Here are some records. Print all of them exactly.
[[ Given records open ]]
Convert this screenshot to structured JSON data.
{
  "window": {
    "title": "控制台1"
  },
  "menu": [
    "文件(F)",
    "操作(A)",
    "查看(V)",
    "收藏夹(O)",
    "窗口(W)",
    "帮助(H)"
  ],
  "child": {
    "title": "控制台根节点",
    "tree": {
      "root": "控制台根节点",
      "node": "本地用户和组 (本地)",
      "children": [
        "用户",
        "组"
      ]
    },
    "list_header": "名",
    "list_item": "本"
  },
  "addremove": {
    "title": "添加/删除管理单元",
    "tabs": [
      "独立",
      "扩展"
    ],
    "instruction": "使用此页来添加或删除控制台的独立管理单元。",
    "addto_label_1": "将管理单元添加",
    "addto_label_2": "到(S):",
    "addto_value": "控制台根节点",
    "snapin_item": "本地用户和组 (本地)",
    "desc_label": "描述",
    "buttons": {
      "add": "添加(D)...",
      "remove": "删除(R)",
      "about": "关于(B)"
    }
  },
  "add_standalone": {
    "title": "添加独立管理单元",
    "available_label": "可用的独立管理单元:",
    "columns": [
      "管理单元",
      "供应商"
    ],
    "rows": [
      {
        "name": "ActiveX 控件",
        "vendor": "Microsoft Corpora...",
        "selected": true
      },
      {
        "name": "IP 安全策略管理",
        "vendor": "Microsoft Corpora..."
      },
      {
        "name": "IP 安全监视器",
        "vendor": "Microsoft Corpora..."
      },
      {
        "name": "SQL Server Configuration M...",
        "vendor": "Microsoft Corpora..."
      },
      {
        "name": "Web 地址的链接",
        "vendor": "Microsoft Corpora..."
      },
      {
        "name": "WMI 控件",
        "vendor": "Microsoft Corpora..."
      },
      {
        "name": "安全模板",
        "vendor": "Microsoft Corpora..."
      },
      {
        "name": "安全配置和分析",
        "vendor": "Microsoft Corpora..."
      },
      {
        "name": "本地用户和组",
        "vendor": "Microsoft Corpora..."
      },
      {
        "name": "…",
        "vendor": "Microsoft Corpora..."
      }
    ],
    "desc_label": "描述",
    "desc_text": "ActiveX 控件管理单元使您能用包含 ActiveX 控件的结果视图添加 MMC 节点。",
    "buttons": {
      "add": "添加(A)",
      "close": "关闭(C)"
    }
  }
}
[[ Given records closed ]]
__Solution__:
Convert this screenshot to structured JSON data.
{
  "window": {
    "title": "控制台1"
  },
  "menu": [
    "文件(F)",
    "操作(A)",
    "查看(V)",
    "收藏夹(O)",
    "窗口(W)",
    "帮助(H)"
  ],
  "child": {
    "title": "控制台根节点",
    "tree": {
      "root": "控制台根节点",
      "node": "本地用户和组 (本地)",
      "children": [
        "用户",
        "组"
      ]
    },
    "list_header": "名",
    "list_item": "本"
  },
  "addremove": {
    "title": "添加/删除管理单元",
    "tabs": [
      "独立",
      "扩展"
    ],
    "instruction": "使用此页来添加或删除控制台的独立管理单元。",
    "addto_label_1": "将管理单元添加",
    "addto_label_2": "到(S):",
    "addto_value": "控制台根节点",
    "snapin_item": "本地用户和组 (本地)",
    "desc_label": "描述",
    "buttons": {
      "add": "添加(D)...",
      "remove": "删除(R)",
      "about": "关于(B)"
    }
  },
  "add_standalone": {
    "title": "添加独立管理单元",
    "available_label": "可用的独立管理单元:",
    "columns": [
      "管理单元",
      "供应商"
    ],
    "rows": [
      {
        "name": "ActiveX 控件",
        "vendor": "Microsoft Corpora...",
        "selected": true
      },
      {
        "name": "IP 安全策略管理",
        "vendor": "Microsoft Corpora..."
      },
      {
        "name": "IP 安全监视器",
        "vendor": "Microsoft Corpora..."
      },
      {
        "name": "SQL Server Configuration M...",
        "vendor": "Microsoft Corpora..."
      },
      {
        "name": "Web 地址的链接",
        "vendor": "Microsoft Corpora..."
      },
      {
        "name": "WMI 控件",
        "vendor": "Microsoft Corpora..."
      },
      {
        "name": "安全模板",
        "vendor": "Microsoft Corpora..."
      },
      {
        "name": "安全配置和分析",
        "vendor": "Microsoft Corpora..."
      },
      {
        "name": "本地用户和组",
        "vendor": "Microsoft Corpora..."
      },
      {
        "name": "…",
        "vendor": "Microsoft Corpora..."
      }
    ],
    "desc_label": "描述",
    "desc_text": "ActiveX 控件管理单元使您能用包含 ActiveX 控件的结果视图添加 MMC 节点。",
    "buttons": {
      "add": "添加(A)",
      "close": "关闭(C)"
    }
  }
}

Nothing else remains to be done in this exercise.